Legislation to reform Scotland's colleges could create a "nationally incoherent" system of further education, union chiefs have claimed.
The Educational Institute of Scotland (EIS) has criticised the "complexity" of the changes proposed by the Scottish Government, saying they will "confound" many people.
The Post-16 Education (Scotland) Bill includes plans to regionalise further education, which ministers argue will eventually make efficiency savings of £50 million each year, as well as improving governance and ensuring courses are suited to employers' needs
The legislation also contains specific measures requiring universities to do more to widen access for young people from deprived areas and a proposed cap to limit the fees for students from the rest of the UK to the same level as their home country.
Education Secretary Mike Russell has already said the reforms in the Bill will "reduce the duplication of 41 college administrations".

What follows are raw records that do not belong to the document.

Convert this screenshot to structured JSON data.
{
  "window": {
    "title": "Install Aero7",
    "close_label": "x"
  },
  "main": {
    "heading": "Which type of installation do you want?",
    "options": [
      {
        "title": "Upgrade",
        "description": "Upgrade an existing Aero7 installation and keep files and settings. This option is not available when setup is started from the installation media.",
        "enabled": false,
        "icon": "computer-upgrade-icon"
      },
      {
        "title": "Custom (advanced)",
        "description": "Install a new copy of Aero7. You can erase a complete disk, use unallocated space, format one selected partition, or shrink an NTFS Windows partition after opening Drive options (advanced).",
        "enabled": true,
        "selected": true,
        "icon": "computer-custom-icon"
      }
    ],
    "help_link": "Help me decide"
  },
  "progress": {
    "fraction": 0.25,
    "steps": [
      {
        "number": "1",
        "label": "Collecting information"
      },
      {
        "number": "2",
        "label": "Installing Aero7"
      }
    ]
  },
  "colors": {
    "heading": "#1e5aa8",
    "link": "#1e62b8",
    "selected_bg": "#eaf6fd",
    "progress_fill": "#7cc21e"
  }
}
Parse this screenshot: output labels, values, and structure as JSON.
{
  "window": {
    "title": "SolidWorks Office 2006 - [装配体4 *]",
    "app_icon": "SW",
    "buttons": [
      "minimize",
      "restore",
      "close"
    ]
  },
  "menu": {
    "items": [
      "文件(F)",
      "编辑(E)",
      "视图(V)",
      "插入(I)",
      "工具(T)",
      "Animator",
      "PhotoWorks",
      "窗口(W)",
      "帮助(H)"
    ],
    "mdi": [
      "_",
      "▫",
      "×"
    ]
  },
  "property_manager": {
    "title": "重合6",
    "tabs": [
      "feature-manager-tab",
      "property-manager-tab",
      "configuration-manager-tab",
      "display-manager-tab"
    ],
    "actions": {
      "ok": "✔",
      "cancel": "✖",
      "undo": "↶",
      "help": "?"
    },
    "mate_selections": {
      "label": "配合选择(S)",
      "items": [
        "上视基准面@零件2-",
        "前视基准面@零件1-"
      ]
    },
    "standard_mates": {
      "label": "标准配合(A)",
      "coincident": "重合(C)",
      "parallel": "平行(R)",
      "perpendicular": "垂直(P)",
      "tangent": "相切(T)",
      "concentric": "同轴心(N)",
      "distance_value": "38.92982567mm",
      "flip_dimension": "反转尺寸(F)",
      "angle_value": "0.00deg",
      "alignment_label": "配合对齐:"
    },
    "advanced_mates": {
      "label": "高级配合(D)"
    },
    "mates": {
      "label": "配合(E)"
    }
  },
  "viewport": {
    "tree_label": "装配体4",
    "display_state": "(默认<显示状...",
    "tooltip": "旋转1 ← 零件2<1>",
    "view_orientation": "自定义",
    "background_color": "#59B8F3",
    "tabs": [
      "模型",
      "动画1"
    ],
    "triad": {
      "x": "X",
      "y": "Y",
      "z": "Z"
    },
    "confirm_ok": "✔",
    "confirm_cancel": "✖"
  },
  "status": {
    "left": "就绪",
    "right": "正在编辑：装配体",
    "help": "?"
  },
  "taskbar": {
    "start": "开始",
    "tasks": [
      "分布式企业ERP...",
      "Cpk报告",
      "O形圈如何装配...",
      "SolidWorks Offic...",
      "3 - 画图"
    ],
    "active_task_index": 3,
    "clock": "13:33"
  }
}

But the EIS, which represents college lecturers, hit out and said: "If it's the Government's wish to create a nationally incoherent FE (further education) structure with a myriad of different types of colleges, governing bodies and funding mechanisms with separate regulations for each, then this Bill is the way to go about it. The complexity of the proposed structure will confound all but employees and public policy experts."
In a submission to MSPs on Holyrood's Education Committee, who are scrutinising the proposals, the EIS claimed the Government had "failed to give staff and staff trade unions a larger role to play in colleges and their governance, which will not help the success of these reforms".
David Belsey, the EIS's national officer for further and higher education, will raise concerns when he gives evidence to the committee. In its submission, the EIS also raised fears that funding for the college sector will "become more complex by having two main governance structures", with regional colleges in single college regions and local "assigned" colleges in multi-college regions.
Mr Russell announced last year that he wanted to see one college in each region, with each region run by one governing body. The EIS said such a change would "hopefully produce a regional level of coherence but may fail to deliver a nationally coherent FE system".
A Scottish Government spokesman said: "The EIS has been supportive of our plans to modernise college governance. Our proposals allow for different approaches in different regions, allowing colleges the flexibility to determine the structure that best meets the needs of students and employers in their region."